- I still had a lot of dumb in me 10 years ago. Nowadays, I relish a date night with my husband or a night out with some friends. Give me a babysitter and a designated driver, and I'll show you a woman who knows how to throw down at a moderately fancy neighborhood restaurant. "Another glass of sangria with your tapas, ma'am?" Hell-to-the-yes (on the third Wednesday of every month)! But a decade ago, I'd be more apt to wile away an evening or seven in a bar called The Community Inn, where Campbell's Chicken Noodle Soup was proudly featured on the menu and where I could sidle up to a drunken moonshiner named Dead Eye who carefully explained, while poking a finger into my boobs, that I was a "squirrel with a small brain" who should "run far, far away!" Hypothetically speaking. What I'm saying is that I didn't always make sound choices in my 20s. I sometimes (often) put adventure before personal safety. And though I occasionally pine for the days of, hypothetically speaking, chatting up colorful would-be murderers, I know that I need to be there for my son. This means skipping a lot of late-night booze-a-thons, putting money into a college savings plan rather than into a pair of knee-high sexy frontier girl boots, and not eating cookies for breakfast (within view of my kid).

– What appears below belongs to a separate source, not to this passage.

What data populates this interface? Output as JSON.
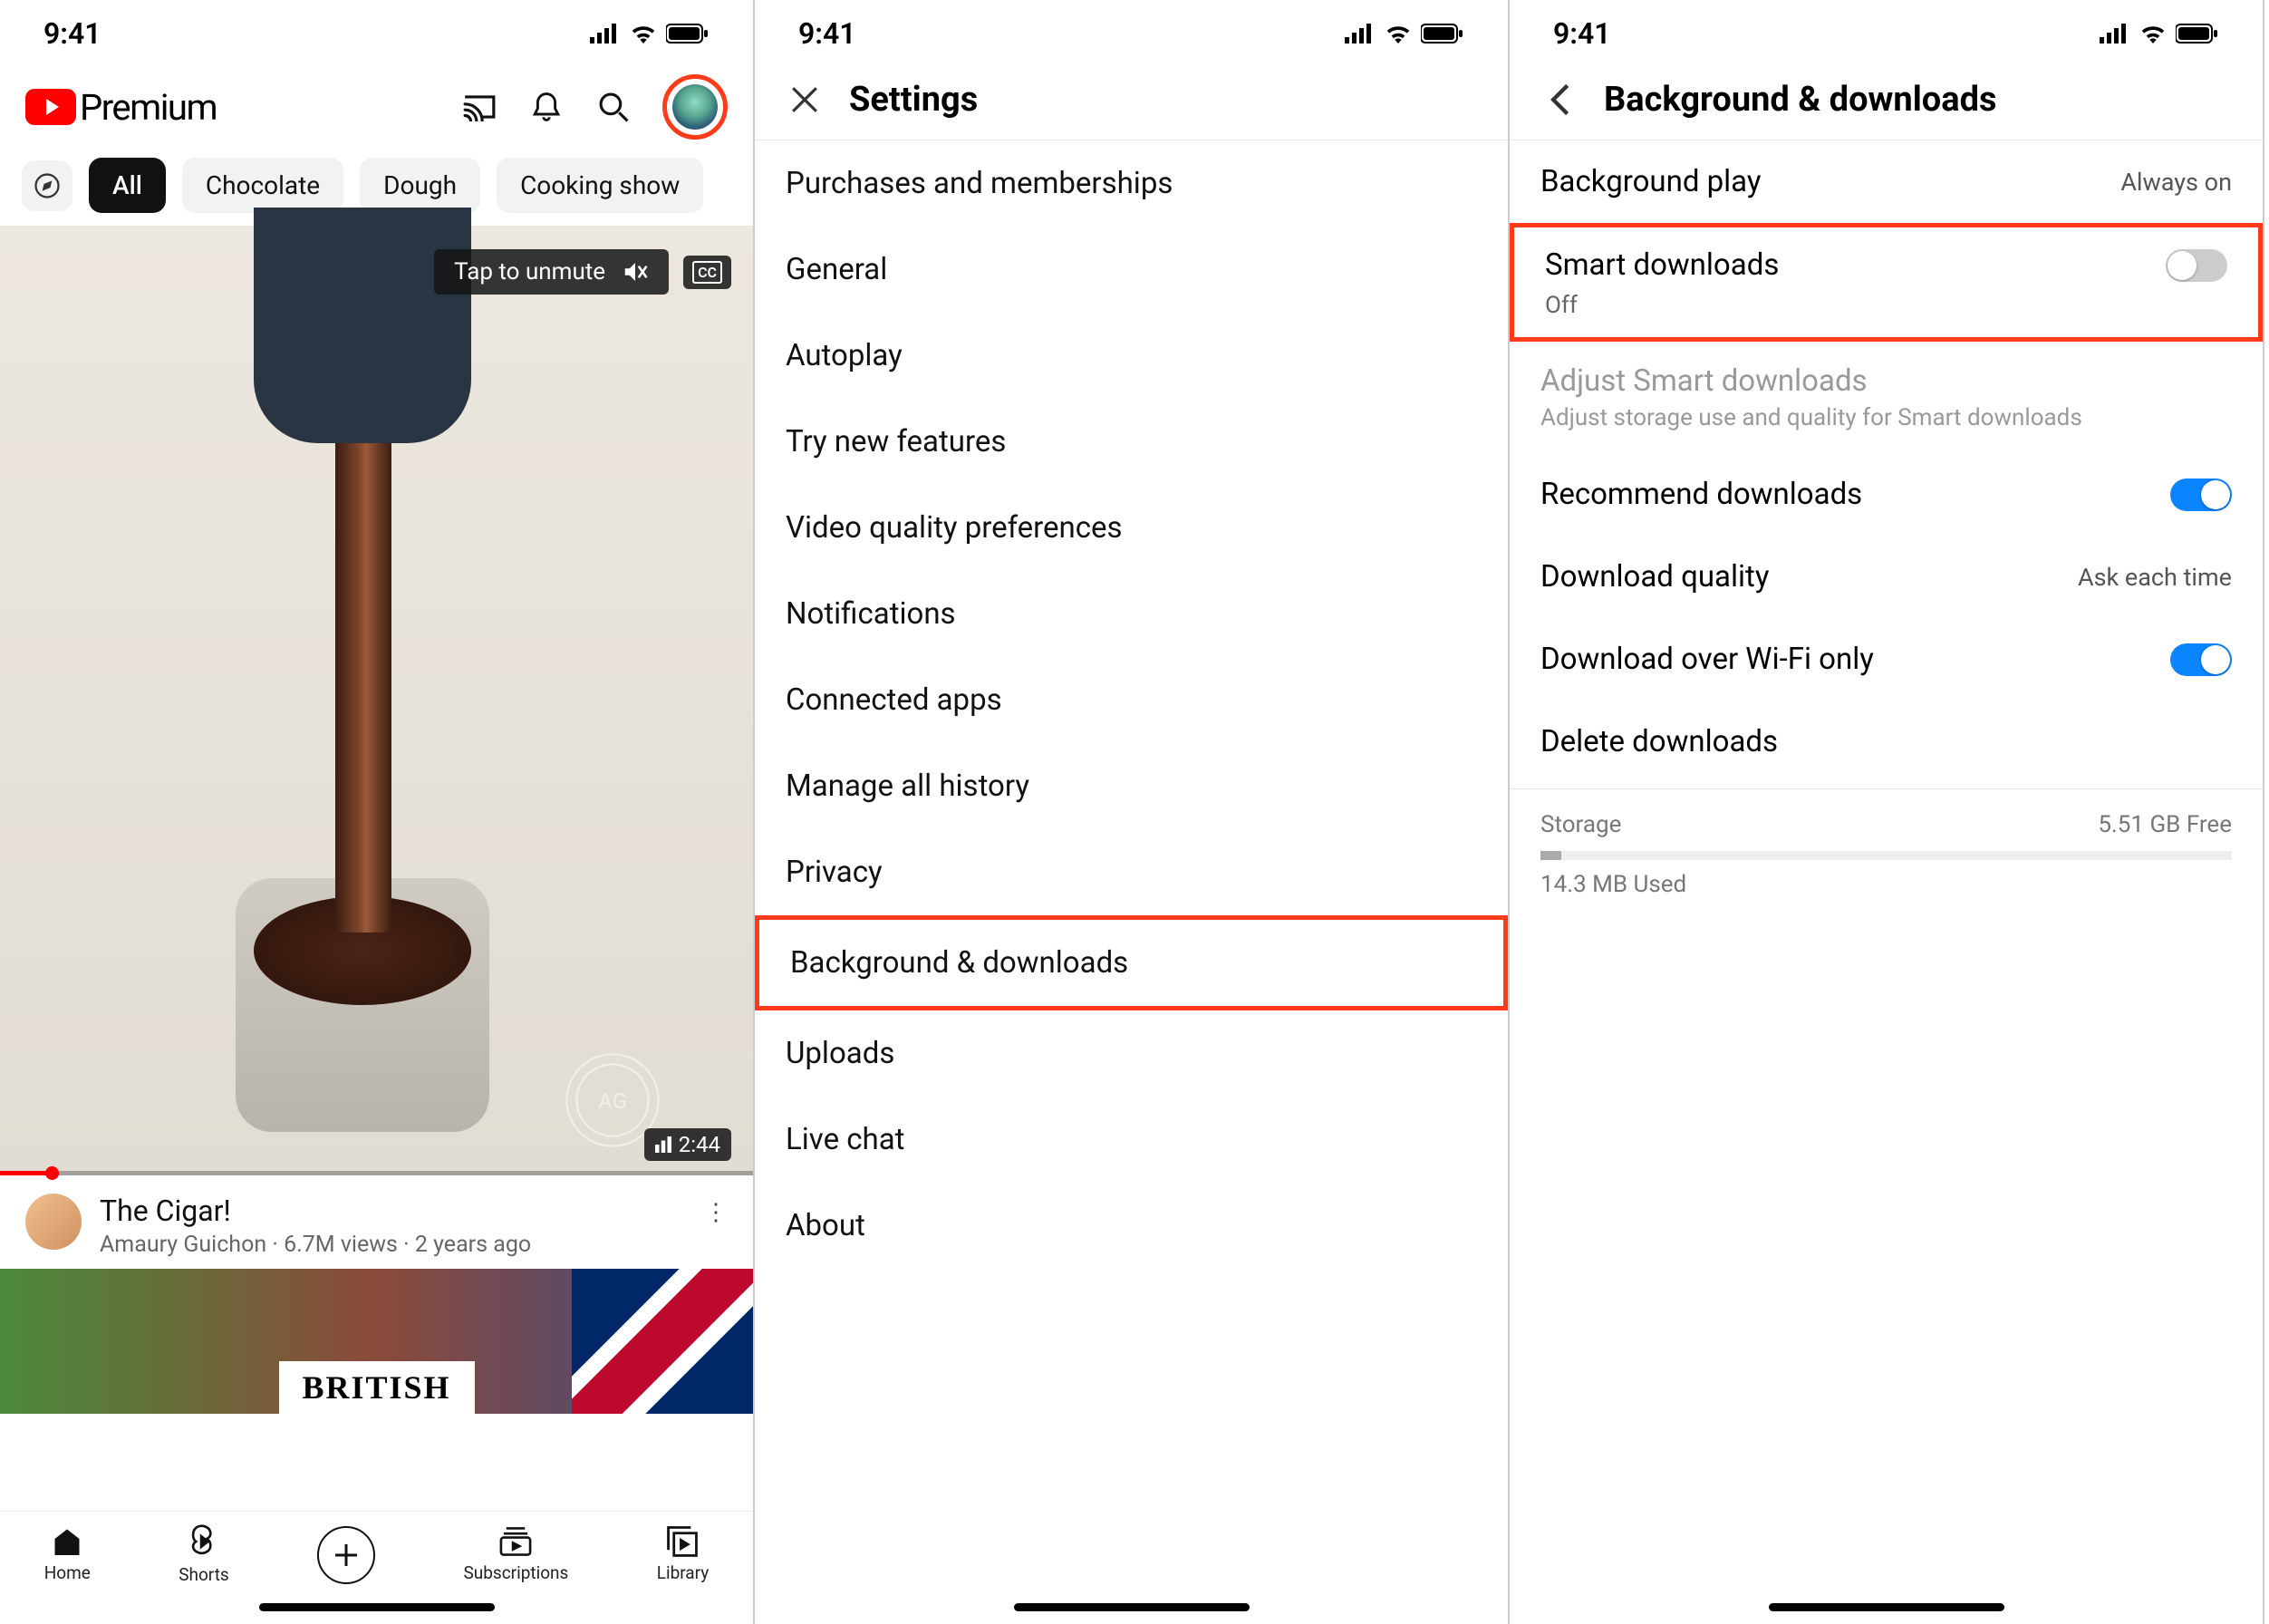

- I hadn't met my husband 10 years ago. I couldn't have given birth to my son without Shelby. Literally. I'm pretty boss, but I haven't quite mastered the art of spontaneously generating another human. When Shelby and I finally locked eyes across a crowded online dating site, I just knew. If it weren't for a dearth of available flights, we would have eloped to Vegas on our second date. But because the airlines conspired against us, we went a more traditional rout: engaged within 9 months, married 9 months after that, and pregnant 9 months into our newlywed bliss. It's not just that Shelby is an amazing dad -- the kind of dad who hogged time wearing Pork Chop in the Bjorn, who made pint after pint of baby food from scratch, who was more distraught than our son during vaccinations -- it's also that Pork Chop just wouldn't be Pork Chop without that 50% dose of Shelby genes. Our son loves to take things apart, to carefully inspect the pieces, and to make surprisingly good attempts at putting it all back together. That's pure engineer DNA. The boy is wildly independent, a bit easily frustrated, but always ready to tackle a new adventure, be it scaling a baby gate or fitting a golf ball into his mouth. That, albeit terrifying, spirit of adventure is pure Shelby. And, just like his dad, my kid makes me laugh every single day. Was waiting a decade for this family, the one I have right now, worth it? You bet your big, stupid ass-face it was, lady.